# [TASK PROMPT]
Exclude the pictures; give every entry again exactly as written.

# [RECORDS]
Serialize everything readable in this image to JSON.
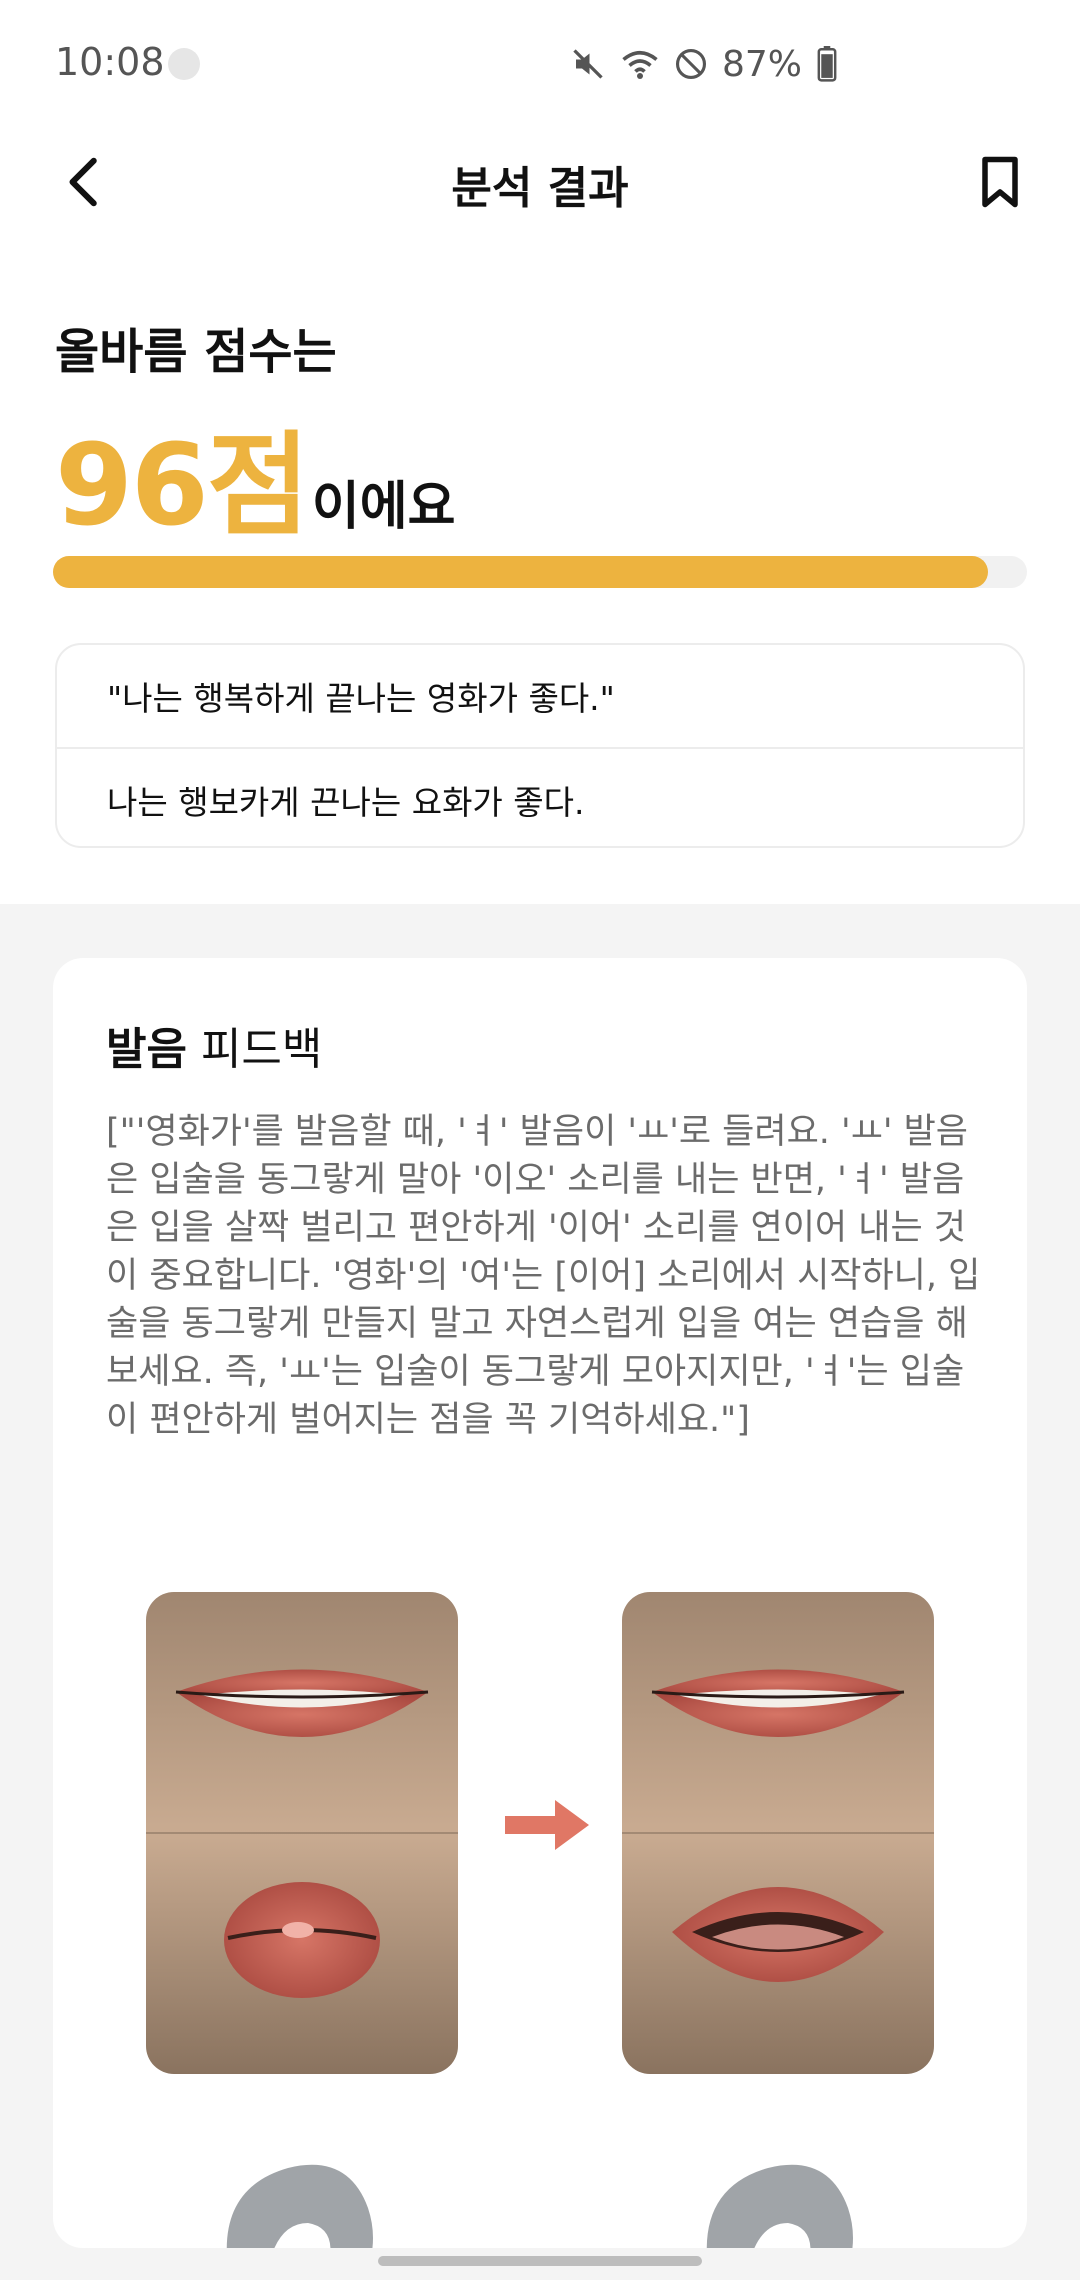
{
  "status_bar": {
    "time": "10:08",
    "battery": "87%",
    "icons": [
      "mute-icon",
      "wifi-icon",
      "do-not-disturb-icon",
      "battery-icon"
    ]
  },
  "app_bar": {
    "title": "분석 결과",
    "back_icon": "chevron-left-icon",
    "bookmark_icon": "bookmark-icon"
  },
  "score": {
    "caption": "올바름 점수는",
    "value": "96점",
    "suffix": "이에요",
    "progress_fraction": 0.96,
    "accent_color": "#EDB33F"
  },
  "sentences": {
    "target": "\"나는 행복하게 끝나는 영화가 좋다.\"",
    "recognized": "나는 행보카게 끈나는 요화가 좋다."
  },
  "feedback": {
    "title_bold": "발음",
    "title_rest": " 피드백",
    "body": "[\"'영화가'를 발음할 때, 'ㅕ' 발음이 'ㅛ'로 들려요. 'ㅛ' 발음은 입술을 동그랗게 말아 '이오' 소리를 내는 반면, 'ㅕ' 발음은 입을 살짝 벌리고 편안하게 '이어' 소리를 연이어 내는 것이 중요합니다. '영화'의 '여'는 [이어] 소리에서 시작하니, 입술을 동그랗게 만들지 말고 자연스럽게 입을 여는 연습을 해보세요. 즉, 'ㅛ'는 입술이 동그랗게 모아지지만, 'ㅕ'는 입술이 편안하게 벌어지는 점을 꼭 기억하세요.\"]",
    "arrow_color": "#E07765"
  }
}
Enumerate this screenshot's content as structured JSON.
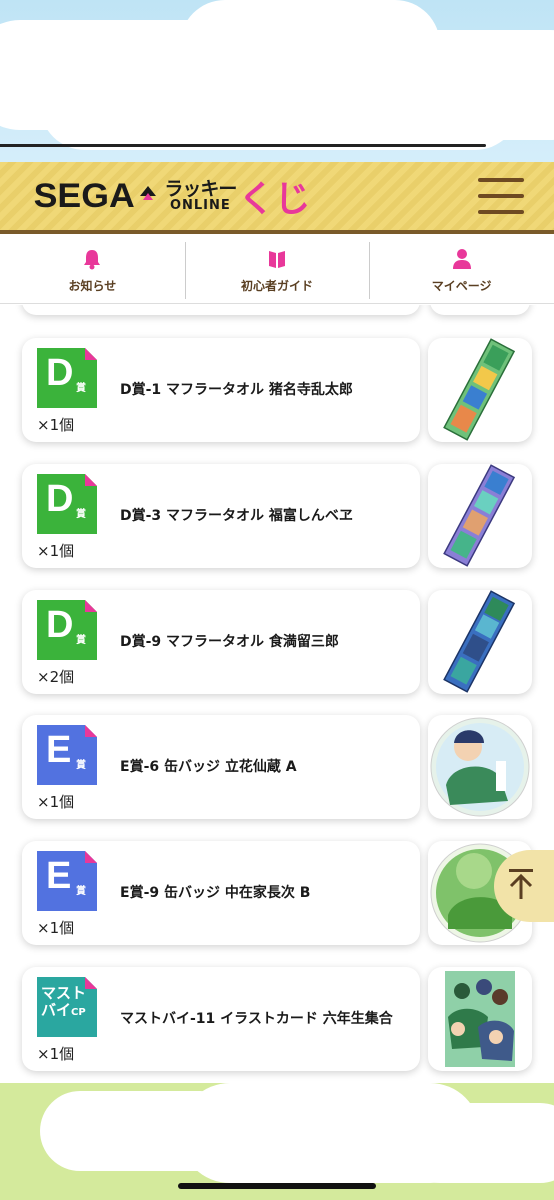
{
  "header": {
    "logo_sega": "SEGA",
    "logo_lucky": "ラッキー",
    "logo_online": "ONLINE",
    "logo_kuji": "くじ"
  },
  "tabs": [
    {
      "label": "お知らせ",
      "icon": "bell-icon"
    },
    {
      "label": "初心者ガイド",
      "icon": "book-icon"
    },
    {
      "label": "マイページ",
      "icon": "person-icon"
    }
  ],
  "items": [
    {
      "badge_type": "D",
      "badge_letter": "D",
      "badge_sub": "賞",
      "badge_color": "#3bb33b",
      "name": "D賞-1 マフラータオル 猪名寺乱太郎",
      "qty": "×1個",
      "thumb": "towel"
    },
    {
      "badge_type": "D",
      "badge_letter": "D",
      "badge_sub": "賞",
      "badge_color": "#3bb33b",
      "name": "D賞-3 マフラータオル 福富しんベヱ",
      "qty": "×1個",
      "thumb": "towel"
    },
    {
      "badge_type": "D",
      "badge_letter": "D",
      "badge_sub": "賞",
      "badge_color": "#3bb33b",
      "name": "D賞-9 マフラータオル 食満留三郎",
      "qty": "×2個",
      "thumb": "towel"
    },
    {
      "badge_type": "E",
      "badge_letter": "E",
      "badge_sub": "賞",
      "badge_color": "#5272e0",
      "name": "E賞-6 缶バッジ 立花仙蔵 A",
      "qty": "×1個",
      "thumb": "badge"
    },
    {
      "badge_type": "E",
      "badge_letter": "E",
      "badge_sub": "賞",
      "badge_color": "#5272e0",
      "name": "E賞-9 缶バッジ 中在家長次 B",
      "qty": "×1個",
      "thumb": "badge"
    },
    {
      "badge_type": "CP",
      "badge_line1": "マスト",
      "badge_line2": "バイ",
      "badge_cp": "CP",
      "badge_color": "#2aa7a0",
      "name": "マストバイ-11 イラストカード 六年生集合",
      "qty": "×1個",
      "thumb": "card"
    }
  ],
  "scroll_top": {
    "icon": "arrow-up-icon"
  },
  "colors": {
    "accent_pink": "#e8389a",
    "header_gold": "#f0d877",
    "header_brown": "#6e4a22",
    "badge_green": "#3bb33b",
    "badge_blue": "#5272e0",
    "badge_teal": "#2aa7a0"
  }
}
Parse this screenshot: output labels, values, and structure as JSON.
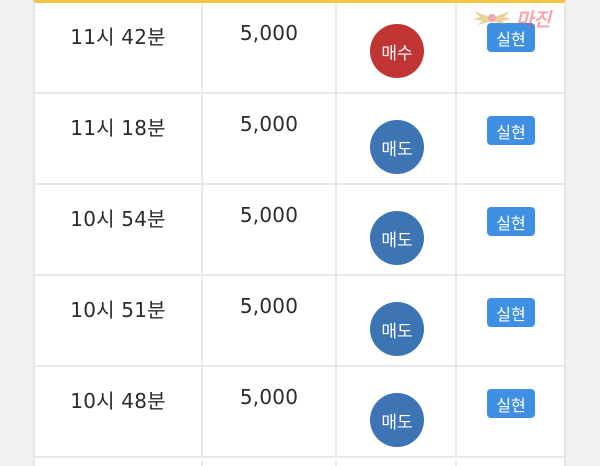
{
  "colors": {
    "buy": "#c03434",
    "sell": "#3c74b4",
    "badge": "#3f8fe5",
    "header_accent": "#f3c64a"
  },
  "watermark": {
    "text": "마진"
  },
  "rows": [
    {
      "time": "11시 42분",
      "amount": "5,000",
      "type": "매수",
      "type_kind": "buy",
      "status": "실현"
    },
    {
      "time": "11시 18분",
      "amount": "5,000",
      "type": "매도",
      "type_kind": "sell",
      "status": "실현"
    },
    {
      "time": "10시 54분",
      "amount": "5,000",
      "type": "매도",
      "type_kind": "sell",
      "status": "실현"
    },
    {
      "time": "10시 51분",
      "amount": "5,000",
      "type": "매도",
      "type_kind": "sell",
      "status": "실현"
    },
    {
      "time": "10시 48분",
      "amount": "5,000",
      "type": "매도",
      "type_kind": "sell",
      "status": "실현"
    }
  ]
}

# [SOLUTION TO THE PROBLEM]
Serialize everything readable in this image to JSON.
{
  "status_bar": {
    "time": "10:08",
    "battery": "87%",
    "icons": [
      "mute-icon",
      "wifi-icon",
      "do-not-disturb-icon",
      "battery-icon"
    ]
  },
  "app_bar": {
    "title": "분석 결과",
    "back_icon": "chevron-left-icon",
    "bookmark_icon": "bookmark-icon"
  },
  "score": {
    "caption": "올바름 점수는",
    "value": "96점",
    "suffix": "이에요",
    "progress_fraction": 0.96,
    "accent_color": "#EDB33F"
  },
  "sentences": {
    "target": "\"나는 행복하게 끝나는 영화가 좋다.\"",
    "recognized": "나는 행보카게 끈나는 요화가 좋다."
  },
  "feedback": {
    "title_bold": "발음",
    "title_rest": " 피드백",
    "body": "[\"'영화가'를 발음할 때, 'ㅕ' 발음이 'ㅛ'로 들려요. 'ㅛ' 발음은 입술을 동그랗게 말아 '이오' 소리를 내는 반면, 'ㅕ' 발음은 입을 살짝 벌리고 편안하게 '이어' 소리를 연이어 내는 것이 중요합니다. '영화'의 '여'는 [이어] 소리에서 시작하니, 입술을 동그랗게 만들지 말고 자연스럽게 입을 여는 연습을 해보세요. 즉, 'ㅛ'는 입술이 동그랗게 모아지지만, 'ㅕ'는 입술이 편안하게 벌어지는 점을 꼭 기억하세요.\"]",
    "arrow_color": "#E07765"
  }
}
Enumerate this screenshot's content as structured JSON.
{
  "header": {
    "logo_sega": "SEGA",
    "logo_lucky": "ラッキー",
    "logo_online": "ONLINE",
    "logo_kuji": "くじ"
  },
  "tabs": [
    {
      "label": "お知らせ",
      "icon": "bell-icon"
    },
    {
      "label": "初心者ガイド",
      "icon": "book-icon"
    },
    {
      "label": "マイページ",
      "icon": "person-icon"
    }
  ],
  "items": [
    {
      "badge_type": "D",
      "badge_letter": "D",
      "badge_sub": "賞",
      "badge_color": "#3bb33b",
      "name": "D賞-1 マフラータオル 猪名寺乱太郎",
      "qty": "×1個",
      "thumb": "towel"
    },
    {
      "badge_type": "D",
      "badge_letter": "D",
      "badge_sub": "賞",
      "badge_color": "#3bb33b",
      "name": "D賞-3 マフラータオル 福富しんベヱ",
      "qty": "×1個",
      "thumb": "towel"
    },
    {
      "badge_type": "D",
      "badge_letter": "D",
      "badge_sub": "賞",
      "badge_color": "#3bb33b",
      "name": "D賞-9 マフラータオル 食満留三郎",
      "qty": "×2個",
      "thumb": "towel"
    },
    {
      "badge_type": "E",
      "badge_letter": "E",
      "badge_sub": "賞",
      "badge_color": "#5272e0",
      "name": "E賞-6 缶バッジ 立花仙蔵 A",
      "qty": "×1個",
      "thumb": "badge"
    },
    {
      "badge_type": "E",
      "badge_letter": "E",
      "badge_sub": "賞",
      "badge_color": "#5272e0",
      "name": "E賞-9 缶バッジ 中在家長次 B",
      "qty": "×1個",
      "thumb": "badge"
    },
    {
      "badge_type": "CP",
      "badge_line1": "マスト",
      "badge_line2": "バイ",
      "badge_cp": "CP",
      "badge_color": "#2aa7a0",
      "name": "マストバイ-11 イラストカード 六年生集合",
      "qty": "×1個",
      "thumb": "card"
    }
  ],
  "scroll_top": {
    "icon": "arrow-up-icon"
  },
  "colors": {
    "accent_pink": "#e8389a",
    "header_gold": "#f0d877",
    "header_brown": "#6e4a22",
    "badge_green": "#3bb33b",
    "badge_blue": "#5272e0",
    "badge_teal": "#2aa7a0"
  }
}
Parse this screenshot: output labels, values, and structure as JSON.
{
  "colors": {
    "buy": "#c03434",
    "sell": "#3c74b4",
    "badge": "#3f8fe5",
    "header_accent": "#f3c64a"
  },
  "watermark": {
    "text": "마진"
  },
  "rows": [
    {
      "time": "11시 42분",
      "amount": "5,000",
      "type": "매수",
      "type_kind": "buy",
      "status": "실현"
    },
    {
      "time": "11시 18분",
      "amount": "5,000",
      "type": "매도",
      "type_kind": "sell",
      "status": "실현"
    },
    {
      "time": "10시 54분",
      "amount": "5,000",
      "type": "매도",
      "type_kind": "sell",
      "status": "실현"
    },
    {
      "time": "10시 51분",
      "amount": "5,000",
      "type": "매도",
      "type_kind": "sell",
      "status": "실현"
    },
    {
      "time": "10시 48분",
      "amount": "5,000",
      "type": "매도",
      "type_kind": "sell",
      "status": "실현"
    }
  ]
}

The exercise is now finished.